I then started by folding a large origami paper box which I inflated with my breath (air).

I mixed the samples of earth and water together to make a natural paint, and painted alchemical symbols for each element on the sides of the paper box.

I completed the elemental quartet by setting fire to the box, which burned to ash as the audience watched.

Sunday, April 12, 2009

'Flower Power' performance by Penelope Thompson, VIAF festival, 2009 Yeouido Cherry Blossom festival, Seoul

On April 10 and 11, 2009 I did a street performance entitled "Flower Power" as part of the VIAF festival in Seoul. This was the 'Various Integrative Artistic Festival' held in conjunction with the cherry blossom festival on the island of Yeouido in the Han River in Seoul.

The theme of the festival was "flowers bloom in the sky" referring to the multitudes of cherry blossom trees lining the streets, showering their petals down like pink snow in the breeze.

I chose to create a special new performance for this festival called "Flower Power", as I wanted to give a message to busy city people to slow down and enjoy the beauty of life.
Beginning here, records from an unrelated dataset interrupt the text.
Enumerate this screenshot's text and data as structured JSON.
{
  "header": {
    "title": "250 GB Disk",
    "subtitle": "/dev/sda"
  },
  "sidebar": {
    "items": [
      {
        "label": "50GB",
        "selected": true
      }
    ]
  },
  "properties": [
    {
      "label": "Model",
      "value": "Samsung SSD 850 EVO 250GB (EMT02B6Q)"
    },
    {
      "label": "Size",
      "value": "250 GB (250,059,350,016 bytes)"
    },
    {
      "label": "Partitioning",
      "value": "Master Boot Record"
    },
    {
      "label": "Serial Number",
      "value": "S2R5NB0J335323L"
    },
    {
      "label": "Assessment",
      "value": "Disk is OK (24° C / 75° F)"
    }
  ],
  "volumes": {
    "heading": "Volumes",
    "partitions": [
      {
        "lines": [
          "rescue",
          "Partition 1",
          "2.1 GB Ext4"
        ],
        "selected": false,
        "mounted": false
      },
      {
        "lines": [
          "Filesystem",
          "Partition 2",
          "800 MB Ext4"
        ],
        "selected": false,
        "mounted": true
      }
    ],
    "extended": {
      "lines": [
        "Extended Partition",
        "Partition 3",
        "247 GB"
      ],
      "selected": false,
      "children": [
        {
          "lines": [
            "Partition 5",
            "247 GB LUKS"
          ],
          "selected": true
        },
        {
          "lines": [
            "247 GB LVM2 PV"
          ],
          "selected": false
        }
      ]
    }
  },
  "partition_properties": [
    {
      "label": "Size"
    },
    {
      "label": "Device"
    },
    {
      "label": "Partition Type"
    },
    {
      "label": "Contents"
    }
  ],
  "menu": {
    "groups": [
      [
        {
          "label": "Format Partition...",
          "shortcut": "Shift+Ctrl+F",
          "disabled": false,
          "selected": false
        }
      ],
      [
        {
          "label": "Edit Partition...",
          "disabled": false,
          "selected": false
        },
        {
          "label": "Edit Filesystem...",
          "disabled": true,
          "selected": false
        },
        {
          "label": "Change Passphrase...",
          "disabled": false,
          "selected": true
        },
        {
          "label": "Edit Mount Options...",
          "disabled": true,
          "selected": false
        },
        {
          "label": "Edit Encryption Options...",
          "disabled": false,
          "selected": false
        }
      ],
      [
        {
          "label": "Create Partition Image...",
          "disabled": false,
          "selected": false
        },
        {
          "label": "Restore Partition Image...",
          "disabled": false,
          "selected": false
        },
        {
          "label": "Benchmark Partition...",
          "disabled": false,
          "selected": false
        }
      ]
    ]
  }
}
I commenced the performance dressed in a black suit and briefcase, rushing along like a typical Seoulite. However, when I answered my cell phone on-the-run, a colorful paper flower popped out. And when I checked my watch a flower appeared with a message to "slow down!" . Even my glasses case and diary carried similar floral messages, and finally even my laptop computer opened to reveal an entire bouquet of spring flowers.

My wallet seemed to contain only some paper discs which then unfolded to become colorful blooms saying "show your colour" which I stuck on my suit. As I searched in my briefcase I discovered more and more of these paper discs, which I offered to the audience to unfold and read the various messages inside. People then attached these flowers to velcro on my suit and before long I was transformed into a walking floral arrangement, enjoying the spring day to the tune of "Feelin' Groovy".

More photos and video of performance coming soon!